On 9 Av we still have a lot of mourning to do.  We still await a Mikdash, we still await the full hashra'as haShechina in Eretz Yisrael.  But when we get up in the afternoon and start thinking about nechama, let's also remember that we live in a generating privileged to once again taste the flavor of the torah of Eretz Yisrael, as the process of our return and redemption has begun. 

eicha as a kinah

A few years ago I suggested that the reading if Eicha is a kiyum of kinos, not a chiyuv of kri'as hamegilah like other megilos. This is why the mes sofrim brings down that the reading must be accompanied by targum so that everyone can understand the message, and why women are obligated as well as men, and why it is read at night when our mourning is most intense, unlike other megilos that are read during the day. The mes sofrim writes that the megilah is read "b'bechi u'b'yilalah" -- perhaps there is no formal trop, but rather a chiyuv to read in a crying manner because it is a lamentation.
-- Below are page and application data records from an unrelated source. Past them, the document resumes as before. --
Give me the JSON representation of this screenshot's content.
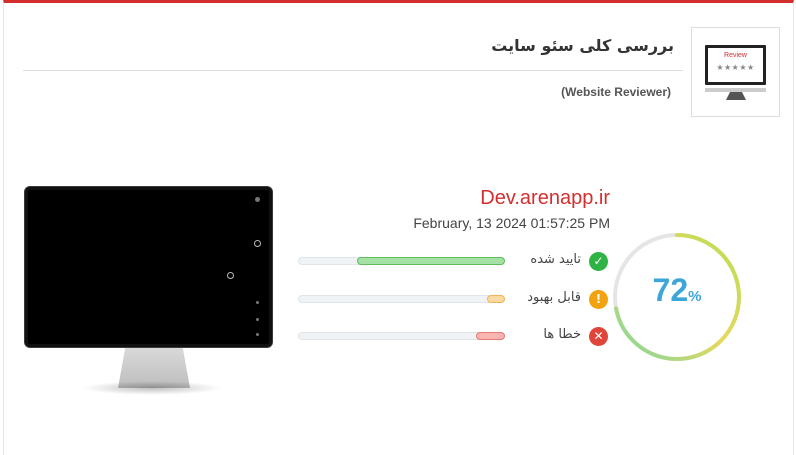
{
  "header": {
    "title": "بررسی کلی سئو سایت",
    "subtitle": "(Website Reviewer)",
    "thumbnail": {
      "label": "Review",
      "stars": "★★★★★"
    }
  },
  "site": {
    "url": "Dev.arenapp.ir",
    "date": "February, 13 2024 01:57:25 PM"
  },
  "metrics": [
    {
      "label": "تایید شده",
      "icon": "check-icon",
      "glyph": "✓",
      "color": "#2fb344",
      "fill_color": "#a5e1a5",
      "fill_border": "#5cbf5c",
      "level": 0.72
    },
    {
      "label": "قابل بهبود",
      "icon": "warning-icon",
      "glyph": "!",
      "color": "#f2a20c",
      "fill_color": "#fbd9a3",
      "fill_border": "#f2b35a",
      "level": 0.09
    },
    {
      "label": "خطا ها",
      "icon": "error-icon",
      "glyph": "✕",
      "color": "#e0453a",
      "fill_color": "#f7b4b0",
      "fill_border": "#e77a73",
      "level": 0.14
    }
  ],
  "score": {
    "value": "72",
    "unit": "%",
    "percent": 72,
    "gradient": [
      "#7bd8a0",
      "#e8d85c",
      "#b9dd55"
    ],
    "track_color": "#e5e5e5"
  }
}
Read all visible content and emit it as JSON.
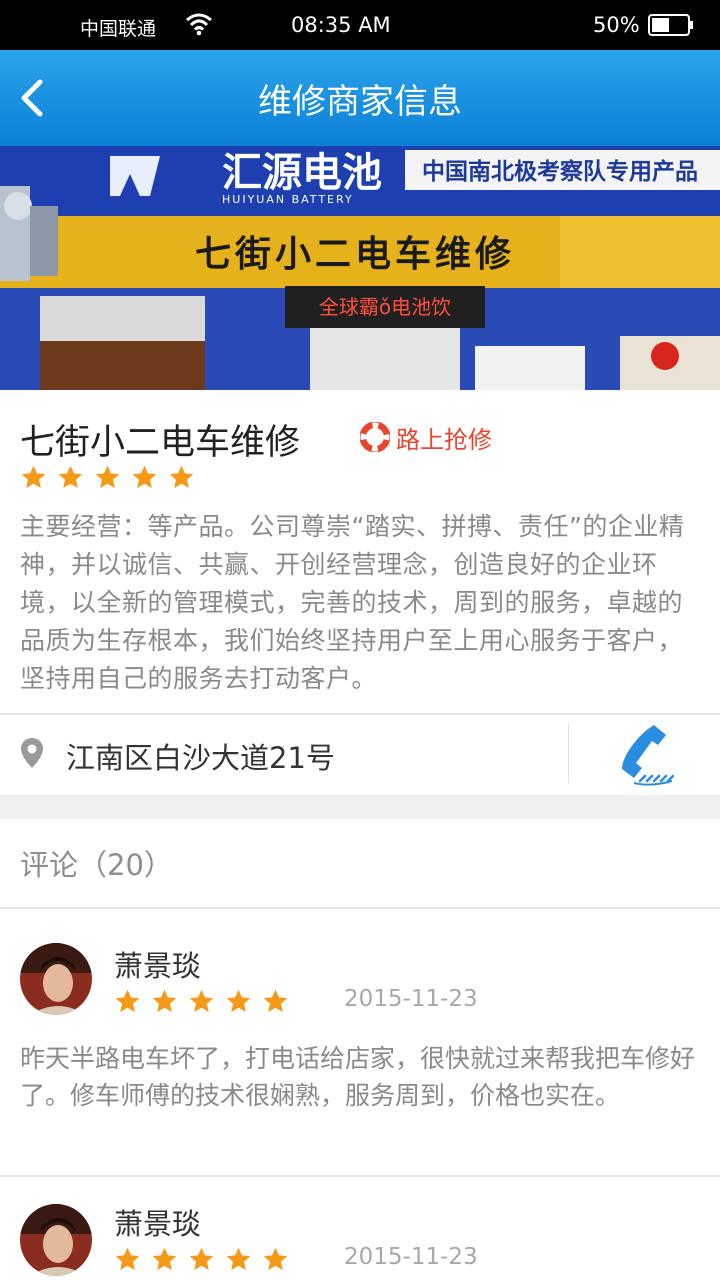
{
  "status_bar": {
    "carrier": "中国联通",
    "time": "08:35 AM",
    "battery": "50%",
    "battery_level": 0.5
  },
  "nav": {
    "title": "维修商家信息",
    "back_icon": "chevron-left-icon"
  },
  "banner": {
    "brand_name": "汇源电池",
    "brand_latin": "HUIYUAN BATTERY",
    "brand_slogan": "中国南北极考察队专用产品",
    "shop_sign": "七街小二电车维修",
    "led_sign": "全球霸ǒ电池饮"
  },
  "shop": {
    "name": "七街小二电车维修",
    "service_badge": "路上抢修",
    "rating": 5,
    "rating_max": 5,
    "description": "主要经营：等产品。公司尊崇“踏实、拼搏、责任”的企业精神，并以诚信、共赢、开创经营理念，创造良好的企业环境，以全新的管理模式，完善的技术，周到的服务，卓越的品质为生存根本，我们始终坚持用户至上用心服务于客户，坚持用自己的服务去打动客户。",
    "address": "江南区白沙大道21号"
  },
  "comments": {
    "header": "评论（20）",
    "items": [
      {
        "user": "萧景琰",
        "rating": 5,
        "date": "2015-11-23",
        "text": "昨天半路电车坏了，打电话给店家，很快就过来帮我把车修好了。修车师傅的技术很娴熟，服务周到，价格也实在。"
      },
      {
        "user": "萧景琰",
        "rating": 5,
        "date": "2015-11-23",
        "text": ""
      }
    ]
  },
  "colors": {
    "nav_blue": "#1592e2",
    "star_orange": "#f59a18",
    "badge_red": "#e8452f",
    "phone_blue": "#2b8de0"
  }
}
I saw in Rav Shternbruch's teshuvos another chidush din along these same lines. He suggests that there may not be a din of shomea k'oneh by eicha because kina is a personal expression of grief -- someone else can't express feeling or grieve on your behalf.  I like the idea, but the mes sofrim sounds like there was a chazan who read on behalf of everyone. Perhaps the idea in the mes sofrim is that aside from our grief as individuals, there is a concept of communal mourning. The reading of Eicha is not meant to fulfill our individual chovas hayachid of kina, in which case you would need to debate whether shomea k'oneh applies, but rather is a kiyum of a chovas hatzibur of communal mourning.



Wednesday, August 07, 2019

failure to learn from mistakes

Rashi explains that the list of places in the first pasuk in our parsha all are allusions to sins done in the midbar which Moshe was giving tochacha for. "Chatzeiros" alludes to the episode of Miriam's lashon ha'ra which the meraglim should have learned from but didn't. 

Mizrachi asks: Rashi comments that "Paran," mentioned earlier in the pasuk, alludes to the cheit hameraglim. Why do we need two allusions -- Chatzeiros and Paran -- as tochacha for this same sin of the meraglim?


Maharal in Gur Aryeh answers (see Mizrachi for a different answer) that there are two different aspects to the meraglim episode, each of which independently is deserving of tochacha.  The first sin was the act of sending the spies, which demonstrated a lack of emunah -- Paran.  The second sin was the failure to take heed and learn from the example of Miriam -- Chatzeiros.  It's one thing to do wrong, but it's a far worse thing to do wrong when one should have known better.  The failure to learn a lesson is itself a crime.

The Sefas Emes writes that the tragedy of churban bayis sheni is more serious than churban bayis rishon (compare the 2000 years we have been in galus with the mere 70 years of galus between bayis rishon and bayis sheni) because before churban bayis rishon the people could perhaps have rationalized dismissing all the warning and nevuos -- they really believed the Mikdash would never be destroyed.  Yirmiyahu (7:4) quotes the false prophets who told the people, "Heichal Hashem, Heichal Hashem, Heichal Hashem!"  This is G-d's house -- nothing can happen to it.  Later, as Radak explains, Yirmiyahu (22:29)echoes back to them, "Eretz Eretz Eretz shim'i dvar Hashem..." that destruction will indeed come.  (BTW, there is one more pasuk in Tanach where you have a refrain repeated three times -- I'll leave it to you to figure out where it is.)  In the days of bayis sheni, those rationalizations could not hold water any more.  Once you see that the Mikdash can be destroyed, then you have no excuse not to think that it can happen again.  More than that -- failure to learn from what happened only compounds the sin the second time around.